[Data about app and page elements]
_ _ _ _ _

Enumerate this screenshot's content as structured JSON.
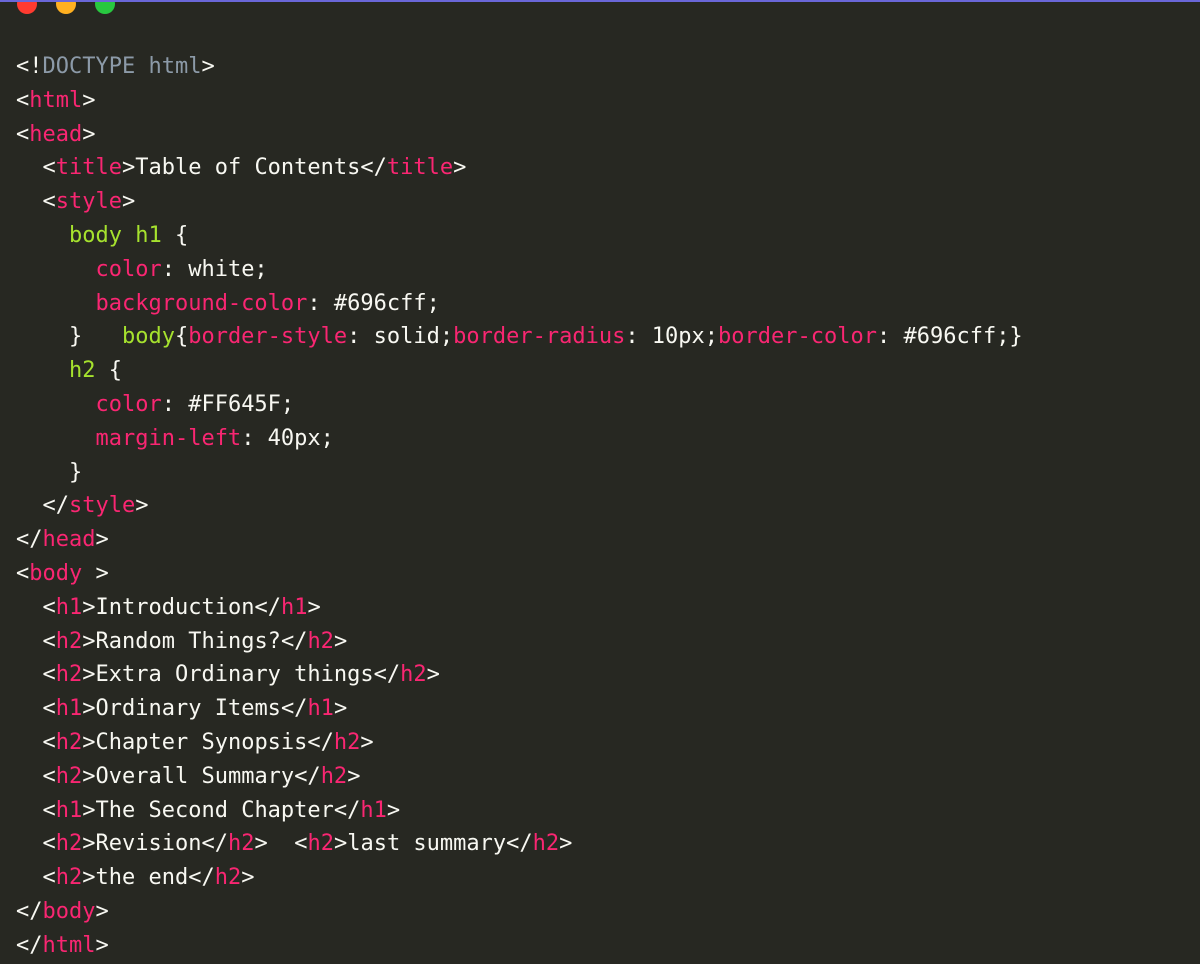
{
  "window": {
    "controls": [
      {
        "name": "close",
        "color": "#ff3b30"
      },
      {
        "name": "minimize",
        "color": "#ffb020"
      },
      {
        "name": "maximize",
        "color": "#28c840"
      }
    ],
    "accent_color": "#6a67d8"
  },
  "colors": {
    "background": "#272822",
    "text": "#f8f8f2",
    "tag": "#f92672",
    "selector": "#a6e22e",
    "doctype": "#8c9aa8"
  },
  "code": {
    "lines": [
      [
        {
          "t": "pun",
          "v": "<!"
        },
        {
          "t": "doc",
          "v": "DOCTYPE html"
        },
        {
          "t": "pun",
          "v": ">"
        }
      ],
      [
        {
          "t": "pun",
          "v": "<"
        },
        {
          "t": "tag",
          "v": "html"
        },
        {
          "t": "pun",
          "v": ">"
        }
      ],
      [
        {
          "t": "pun",
          "v": "<"
        },
        {
          "t": "tag",
          "v": "head"
        },
        {
          "t": "pun",
          "v": ">"
        }
      ],
      [
        {
          "t": "pun",
          "v": "  <"
        },
        {
          "t": "tag",
          "v": "title"
        },
        {
          "t": "pun",
          "v": ">"
        },
        {
          "t": "txt",
          "v": "Table of Contents"
        },
        {
          "t": "pun",
          "v": "</"
        },
        {
          "t": "tag",
          "v": "title"
        },
        {
          "t": "pun",
          "v": ">"
        }
      ],
      [
        {
          "t": "pun",
          "v": "  <"
        },
        {
          "t": "tag",
          "v": "style"
        },
        {
          "t": "pun",
          "v": ">"
        }
      ],
      [
        {
          "t": "pun",
          "v": "    "
        },
        {
          "t": "sel",
          "v": "body h1"
        },
        {
          "t": "pun",
          "v": " {"
        }
      ],
      [
        {
          "t": "pun",
          "v": "      "
        },
        {
          "t": "prop",
          "v": "color"
        },
        {
          "t": "pun",
          "v": ": white;"
        }
      ],
      [
        {
          "t": "pun",
          "v": "      "
        },
        {
          "t": "prop",
          "v": "background-color"
        },
        {
          "t": "pun",
          "v": ": #696cff;"
        }
      ],
      [
        {
          "t": "pun",
          "v": "    }   "
        },
        {
          "t": "sel",
          "v": "body"
        },
        {
          "t": "pun",
          "v": "{"
        },
        {
          "t": "prop",
          "v": "border-style"
        },
        {
          "t": "pun",
          "v": ": solid;"
        },
        {
          "t": "prop",
          "v": "border-radius"
        },
        {
          "t": "pun",
          "v": ": 10px;"
        },
        {
          "t": "prop",
          "v": "border-color"
        },
        {
          "t": "pun",
          "v": ": #696cff;}"
        }
      ],
      [
        {
          "t": "pun",
          "v": "    "
        },
        {
          "t": "sel",
          "v": "h2"
        },
        {
          "t": "pun",
          "v": " {"
        }
      ],
      [
        {
          "t": "pun",
          "v": "      "
        },
        {
          "t": "prop",
          "v": "color"
        },
        {
          "t": "pun",
          "v": ": #FF645F;"
        }
      ],
      [
        {
          "t": "pun",
          "v": "      "
        },
        {
          "t": "prop",
          "v": "margin-left"
        },
        {
          "t": "pun",
          "v": ": 40px;"
        }
      ],
      [
        {
          "t": "pun",
          "v": "    }"
        }
      ],
      [
        {
          "t": "pun",
          "v": "  </"
        },
        {
          "t": "tag",
          "v": "style"
        },
        {
          "t": "pun",
          "v": ">"
        }
      ],
      [
        {
          "t": "pun",
          "v": "</"
        },
        {
          "t": "tag",
          "v": "head"
        },
        {
          "t": "pun",
          "v": ">"
        }
      ],
      [
        {
          "t": "pun",
          "v": "<"
        },
        {
          "t": "tag",
          "v": "body"
        },
        {
          "t": "pun",
          "v": " >"
        }
      ],
      [
        {
          "t": "pun",
          "v": "  <"
        },
        {
          "t": "tag",
          "v": "h1"
        },
        {
          "t": "pun",
          "v": ">"
        },
        {
          "t": "txt",
          "v": "Introduction"
        },
        {
          "t": "pun",
          "v": "</"
        },
        {
          "t": "tag",
          "v": "h1"
        },
        {
          "t": "pun",
          "v": ">"
        }
      ],
      [
        {
          "t": "pun",
          "v": "  <"
        },
        {
          "t": "tag",
          "v": "h2"
        },
        {
          "t": "pun",
          "v": ">"
        },
        {
          "t": "txt",
          "v": "Random Things?"
        },
        {
          "t": "pun",
          "v": "</"
        },
        {
          "t": "tag",
          "v": "h2"
        },
        {
          "t": "pun",
          "v": ">"
        }
      ],
      [
        {
          "t": "pun",
          "v": "  <"
        },
        {
          "t": "tag",
          "v": "h2"
        },
        {
          "t": "pun",
          "v": ">"
        },
        {
          "t": "txt",
          "v": "Extra Ordinary things"
        },
        {
          "t": "pun",
          "v": "</"
        },
        {
          "t": "tag",
          "v": "h2"
        },
        {
          "t": "pun",
          "v": ">"
        }
      ],
      [
        {
          "t": "pun",
          "v": "  <"
        },
        {
          "t": "tag",
          "v": "h1"
        },
        {
          "t": "pun",
          "v": ">"
        },
        {
          "t": "txt",
          "v": "Ordinary Items"
        },
        {
          "t": "pun",
          "v": "</"
        },
        {
          "t": "tag",
          "v": "h1"
        },
        {
          "t": "pun",
          "v": ">"
        }
      ],
      [
        {
          "t": "pun",
          "v": "  <"
        },
        {
          "t": "tag",
          "v": "h2"
        },
        {
          "t": "pun",
          "v": ">"
        },
        {
          "t": "txt",
          "v": "Chapter Synopsis"
        },
        {
          "t": "pun",
          "v": "</"
        },
        {
          "t": "tag",
          "v": "h2"
        },
        {
          "t": "pun",
          "v": ">"
        }
      ],
      [
        {
          "t": "pun",
          "v": "  <"
        },
        {
          "t": "tag",
          "v": "h2"
        },
        {
          "t": "pun",
          "v": ">"
        },
        {
          "t": "txt",
          "v": "Overall Summary"
        },
        {
          "t": "pun",
          "v": "</"
        },
        {
          "t": "tag",
          "v": "h2"
        },
        {
          "t": "pun",
          "v": ">"
        }
      ],
      [
        {
          "t": "pun",
          "v": "  <"
        },
        {
          "t": "tag",
          "v": "h1"
        },
        {
          "t": "pun",
          "v": ">"
        },
        {
          "t": "txt",
          "v": "The Second Chapter"
        },
        {
          "t": "pun",
          "v": "</"
        },
        {
          "t": "tag",
          "v": "h1"
        },
        {
          "t": "pun",
          "v": ">"
        }
      ],
      [
        {
          "t": "pun",
          "v": "  <"
        },
        {
          "t": "tag",
          "v": "h2"
        },
        {
          "t": "pun",
          "v": ">"
        },
        {
          "t": "txt",
          "v": "Revision"
        },
        {
          "t": "pun",
          "v": "</"
        },
        {
          "t": "tag",
          "v": "h2"
        },
        {
          "t": "pun",
          "v": ">  <"
        },
        {
          "t": "tag",
          "v": "h2"
        },
        {
          "t": "pun",
          "v": ">"
        },
        {
          "t": "txt",
          "v": "last summary"
        },
        {
          "t": "pun",
          "v": "</"
        },
        {
          "t": "tag",
          "v": "h2"
        },
        {
          "t": "pun",
          "v": ">"
        }
      ],
      [
        {
          "t": "pun",
          "v": "  <"
        },
        {
          "t": "tag",
          "v": "h2"
        },
        {
          "t": "pun",
          "v": ">"
        },
        {
          "t": "txt",
          "v": "the end"
        },
        {
          "t": "pun",
          "v": "</"
        },
        {
          "t": "tag",
          "v": "h2"
        },
        {
          "t": "pun",
          "v": ">"
        }
      ],
      [
        {
          "t": "pun",
          "v": "</"
        },
        {
          "t": "tag",
          "v": "body"
        },
        {
          "t": "pun",
          "v": ">"
        }
      ],
      [
        {
          "t": "pun",
          "v": "</"
        },
        {
          "t": "tag",
          "v": "html"
        },
        {
          "t": "pun",
          "v": ">"
        }
      ]
    ]
  }
}
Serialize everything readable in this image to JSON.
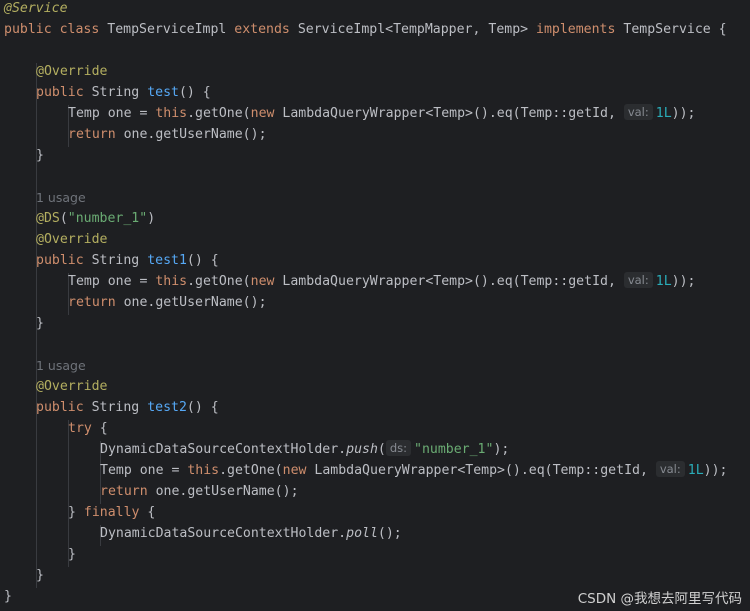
{
  "code": {
    "service_annotation": "@Service",
    "class_decl": {
      "kw_public": "public",
      "kw_class": "class",
      "class_name": "TempServiceImpl",
      "kw_extends": "extends",
      "super_class": "ServiceImpl<TempMapper, Temp>",
      "kw_implements": "implements",
      "interface_brace": "TempService {"
    },
    "override": "@Override",
    "kw_public": "public",
    "string_type": "String",
    "kw_new": "new",
    "kw_this": "this",
    "kw_return": "return",
    "brace_close": "}",
    "paren_brace": "() {",
    "temp_one": "Temp one = ",
    "getone_call": ".getOne(",
    "wrapper_call": "LambdaQueryWrapper<Temp>().eq(Temp::getId, ",
    "val_hint": "val:",
    "val_value": "1L",
    "close_parens": "));",
    "return_rest": "one.getUserName();",
    "usage_text": "1 usage",
    "ds_annotation": "@DS",
    "ds_value": "\"number_1\"",
    "ds_hint": "ds:",
    "method_test": "test",
    "method_test1": "test1",
    "method_test2": "test2",
    "kw_try": "try",
    "kw_finally": "finally",
    "try_brace": " {",
    "finally_prefix": "} ",
    "holder": "DynamicDataSourceContextHolder.",
    "push_method": "push",
    "poll_method": "poll",
    "poll_suffix": "();"
  },
  "watermark": "CSDN @我想去阿里写代码"
}
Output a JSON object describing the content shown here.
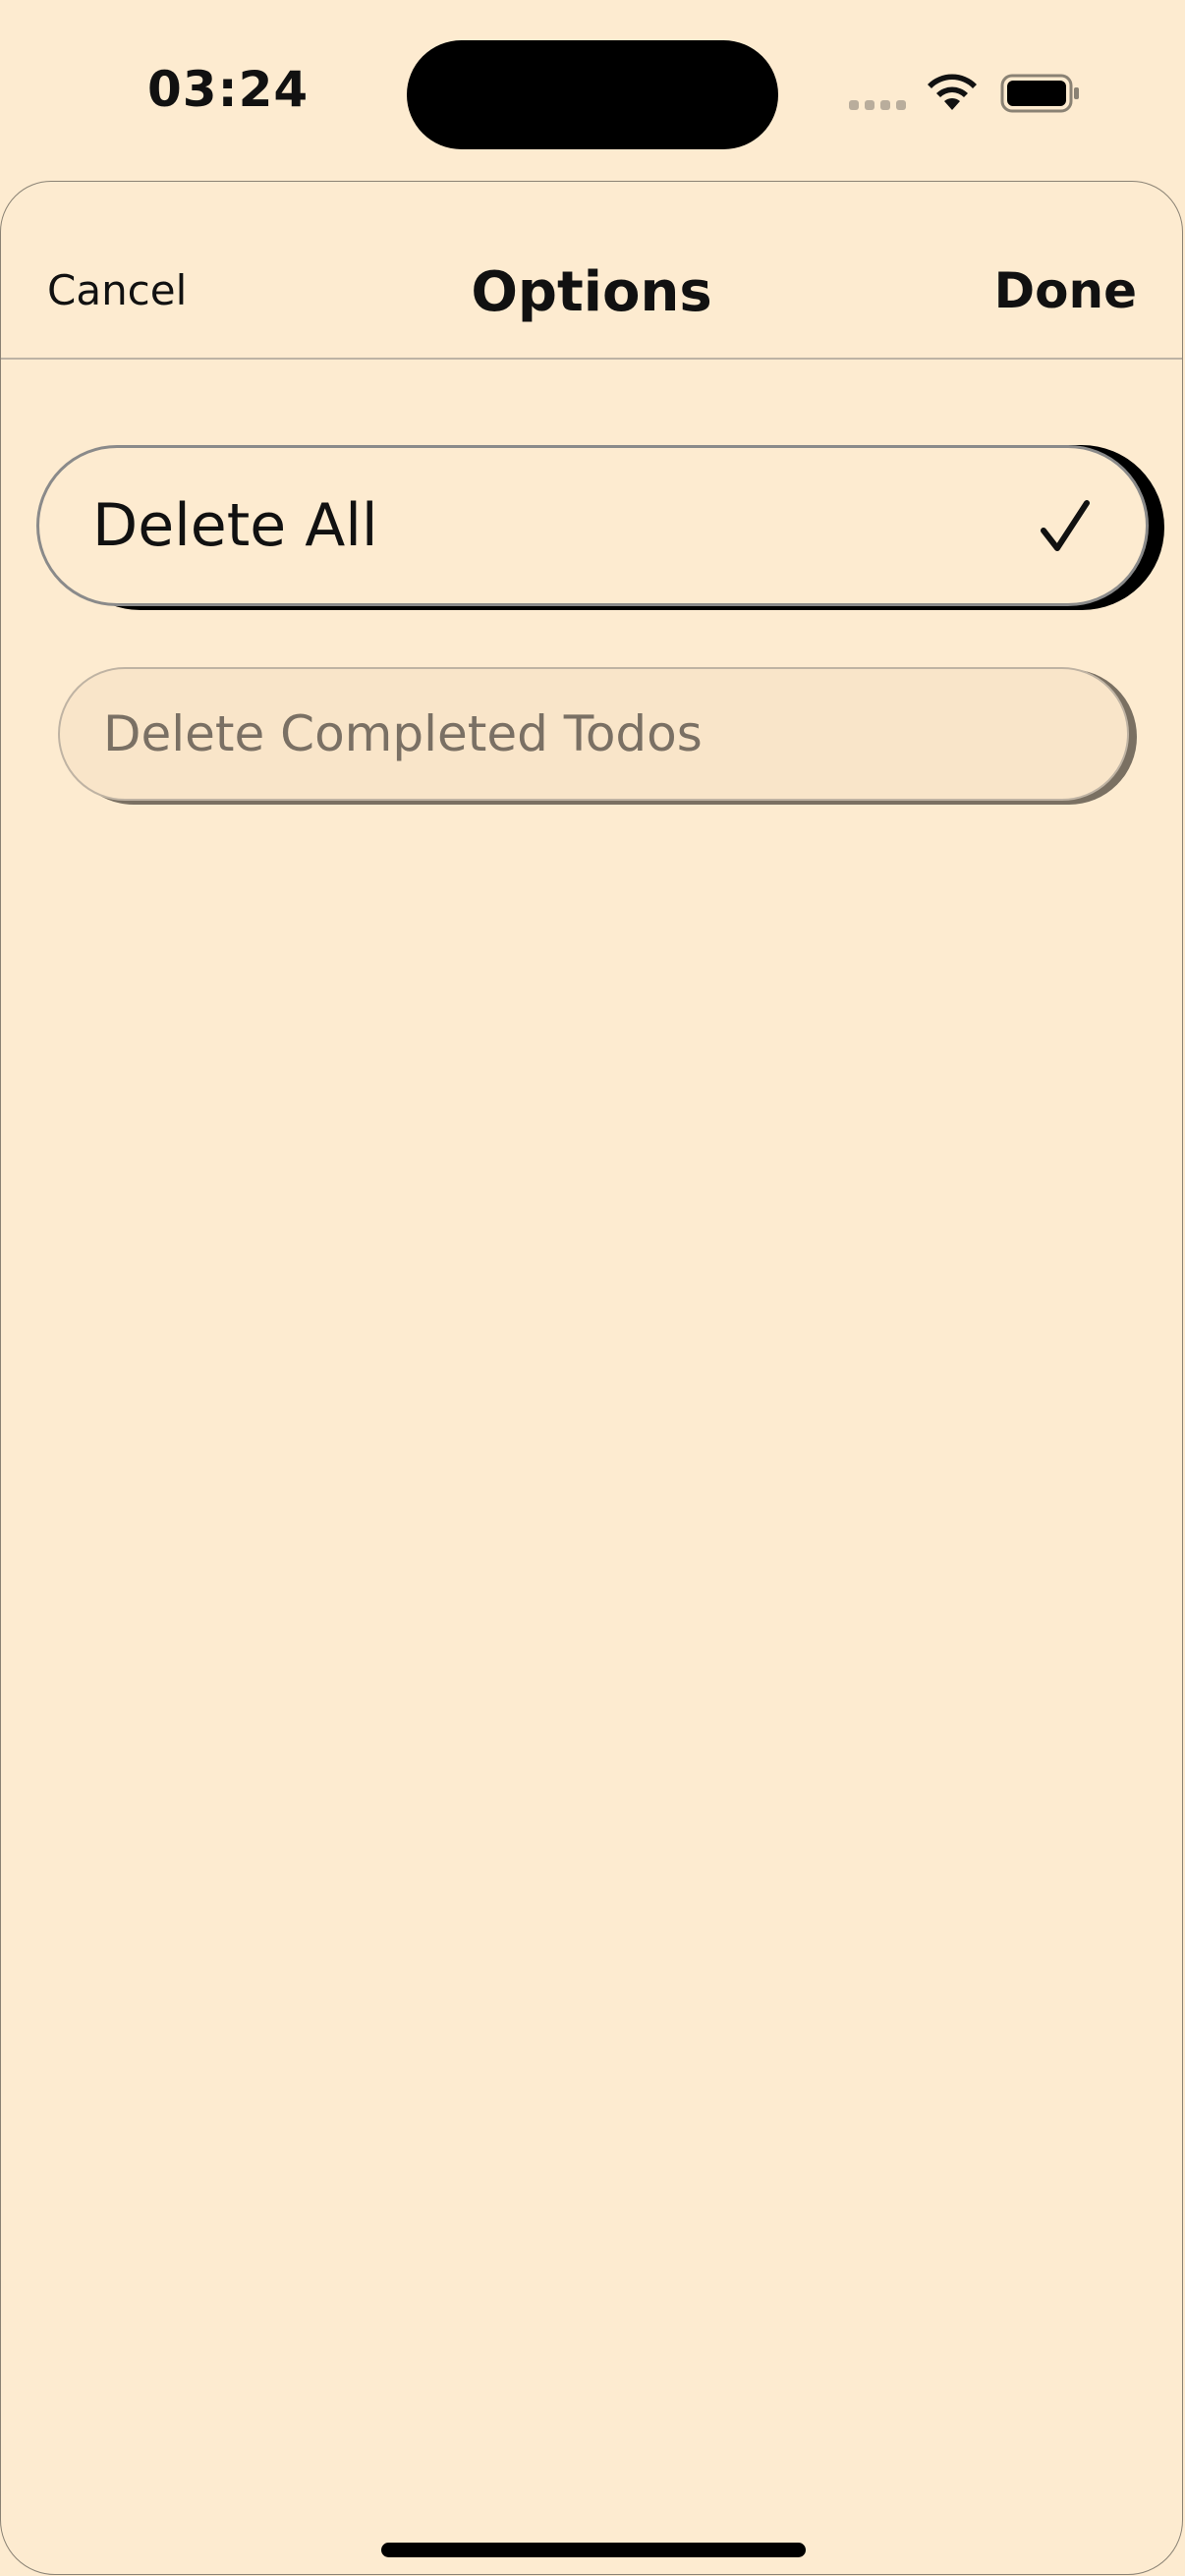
{
  "status_bar": {
    "time": "03:24",
    "icons": [
      "cellular-signal-icon",
      "wifi-icon",
      "battery-icon"
    ]
  },
  "nav": {
    "cancel_label": "Cancel",
    "title": "Options",
    "done_label": "Done"
  },
  "options": [
    {
      "label": "Delete All",
      "selected": true,
      "icon": "checkmark-icon"
    },
    {
      "label": "Delete Completed Todos",
      "selected": false
    }
  ],
  "colors": {
    "background": "#fdebd0",
    "text": "#111111",
    "disabled_text": "#7a7064",
    "selected_shadow": "#000000",
    "unselected_face": "#f9e5c9"
  }
}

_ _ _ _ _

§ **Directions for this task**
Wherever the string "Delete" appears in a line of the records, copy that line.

§ **Solution to the exercise**
      "label": "Delete All",
      "label": "Delete Completed Todos",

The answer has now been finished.